Exercise directions: For each line below that contains the string "account", copy that line.

Provided information below:

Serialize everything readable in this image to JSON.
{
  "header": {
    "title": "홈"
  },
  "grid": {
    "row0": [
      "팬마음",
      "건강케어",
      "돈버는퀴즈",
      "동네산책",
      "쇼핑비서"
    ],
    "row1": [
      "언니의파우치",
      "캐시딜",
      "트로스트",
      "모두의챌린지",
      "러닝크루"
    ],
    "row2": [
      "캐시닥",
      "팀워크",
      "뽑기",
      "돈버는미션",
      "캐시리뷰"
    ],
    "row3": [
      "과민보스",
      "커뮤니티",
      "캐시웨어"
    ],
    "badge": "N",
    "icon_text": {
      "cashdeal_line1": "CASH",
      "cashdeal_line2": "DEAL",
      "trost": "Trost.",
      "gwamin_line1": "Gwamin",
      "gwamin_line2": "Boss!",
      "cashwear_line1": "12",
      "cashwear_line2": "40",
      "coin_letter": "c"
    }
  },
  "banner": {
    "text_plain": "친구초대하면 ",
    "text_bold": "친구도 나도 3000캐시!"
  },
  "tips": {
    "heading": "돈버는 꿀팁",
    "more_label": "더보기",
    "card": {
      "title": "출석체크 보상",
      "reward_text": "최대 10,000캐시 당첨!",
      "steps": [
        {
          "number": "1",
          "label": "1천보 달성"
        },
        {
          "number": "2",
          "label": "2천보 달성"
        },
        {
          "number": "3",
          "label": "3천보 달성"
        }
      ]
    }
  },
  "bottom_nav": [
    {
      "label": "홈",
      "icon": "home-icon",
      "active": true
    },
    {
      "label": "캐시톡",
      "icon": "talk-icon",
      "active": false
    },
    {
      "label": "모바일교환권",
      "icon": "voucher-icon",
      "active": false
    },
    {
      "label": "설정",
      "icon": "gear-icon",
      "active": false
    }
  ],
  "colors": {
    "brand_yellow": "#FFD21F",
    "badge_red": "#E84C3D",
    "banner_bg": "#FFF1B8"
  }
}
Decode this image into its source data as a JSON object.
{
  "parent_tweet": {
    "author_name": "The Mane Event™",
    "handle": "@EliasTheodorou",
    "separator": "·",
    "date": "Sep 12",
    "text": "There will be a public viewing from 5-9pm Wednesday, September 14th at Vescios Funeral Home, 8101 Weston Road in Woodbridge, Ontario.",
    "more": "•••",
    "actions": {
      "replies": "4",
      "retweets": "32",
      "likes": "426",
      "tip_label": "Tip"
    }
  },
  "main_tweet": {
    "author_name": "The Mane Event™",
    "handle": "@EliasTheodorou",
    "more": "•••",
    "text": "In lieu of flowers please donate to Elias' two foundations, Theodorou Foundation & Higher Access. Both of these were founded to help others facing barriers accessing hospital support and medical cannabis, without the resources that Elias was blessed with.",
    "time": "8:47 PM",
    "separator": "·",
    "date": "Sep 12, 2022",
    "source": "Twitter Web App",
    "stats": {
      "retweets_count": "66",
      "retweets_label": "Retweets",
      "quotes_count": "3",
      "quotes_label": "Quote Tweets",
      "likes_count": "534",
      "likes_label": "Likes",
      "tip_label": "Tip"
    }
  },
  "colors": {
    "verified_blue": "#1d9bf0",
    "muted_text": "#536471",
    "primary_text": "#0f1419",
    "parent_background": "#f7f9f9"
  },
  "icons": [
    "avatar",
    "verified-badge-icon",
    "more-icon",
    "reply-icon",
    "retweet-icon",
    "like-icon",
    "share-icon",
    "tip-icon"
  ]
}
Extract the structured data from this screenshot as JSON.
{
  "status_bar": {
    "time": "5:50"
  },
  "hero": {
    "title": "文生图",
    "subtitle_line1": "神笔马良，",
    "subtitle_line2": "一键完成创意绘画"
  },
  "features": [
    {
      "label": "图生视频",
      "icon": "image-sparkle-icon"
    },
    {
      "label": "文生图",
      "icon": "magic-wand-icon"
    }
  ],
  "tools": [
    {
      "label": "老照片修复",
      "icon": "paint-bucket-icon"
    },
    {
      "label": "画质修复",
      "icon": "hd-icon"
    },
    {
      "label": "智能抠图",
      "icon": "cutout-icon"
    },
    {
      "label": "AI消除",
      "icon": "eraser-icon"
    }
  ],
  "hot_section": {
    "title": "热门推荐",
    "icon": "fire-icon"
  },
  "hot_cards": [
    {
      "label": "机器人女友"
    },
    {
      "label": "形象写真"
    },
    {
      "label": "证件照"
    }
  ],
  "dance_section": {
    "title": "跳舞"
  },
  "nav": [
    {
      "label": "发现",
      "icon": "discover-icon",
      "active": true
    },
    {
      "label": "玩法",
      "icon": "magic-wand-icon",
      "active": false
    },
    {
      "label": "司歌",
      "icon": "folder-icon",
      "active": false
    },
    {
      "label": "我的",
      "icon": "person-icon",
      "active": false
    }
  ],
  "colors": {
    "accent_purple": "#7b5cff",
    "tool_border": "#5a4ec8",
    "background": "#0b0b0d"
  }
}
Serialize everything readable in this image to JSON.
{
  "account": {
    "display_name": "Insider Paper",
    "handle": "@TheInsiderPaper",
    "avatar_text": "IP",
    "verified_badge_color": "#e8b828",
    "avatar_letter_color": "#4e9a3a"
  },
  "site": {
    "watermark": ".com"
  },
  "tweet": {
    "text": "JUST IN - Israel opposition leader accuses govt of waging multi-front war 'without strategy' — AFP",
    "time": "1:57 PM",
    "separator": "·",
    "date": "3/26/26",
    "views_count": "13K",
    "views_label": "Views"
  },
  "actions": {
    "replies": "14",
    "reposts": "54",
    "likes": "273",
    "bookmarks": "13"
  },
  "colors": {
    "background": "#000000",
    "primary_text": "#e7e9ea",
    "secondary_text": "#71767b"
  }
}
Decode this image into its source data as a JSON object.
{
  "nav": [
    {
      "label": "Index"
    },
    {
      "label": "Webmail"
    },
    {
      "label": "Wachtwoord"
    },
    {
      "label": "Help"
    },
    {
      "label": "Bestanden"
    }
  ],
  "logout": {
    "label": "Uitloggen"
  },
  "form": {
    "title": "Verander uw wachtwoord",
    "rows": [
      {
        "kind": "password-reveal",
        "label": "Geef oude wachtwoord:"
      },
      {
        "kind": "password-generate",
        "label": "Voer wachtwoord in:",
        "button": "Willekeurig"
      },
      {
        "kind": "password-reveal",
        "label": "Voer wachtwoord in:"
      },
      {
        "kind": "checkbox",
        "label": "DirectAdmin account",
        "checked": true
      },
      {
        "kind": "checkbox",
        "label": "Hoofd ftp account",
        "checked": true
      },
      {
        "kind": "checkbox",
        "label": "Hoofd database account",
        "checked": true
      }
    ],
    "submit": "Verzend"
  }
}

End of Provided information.

Exercise result:
  "account": {
        "label": "DirectAdmin account",
        "label": "Hoofd ftp account",
        "label": "Hoofd database account",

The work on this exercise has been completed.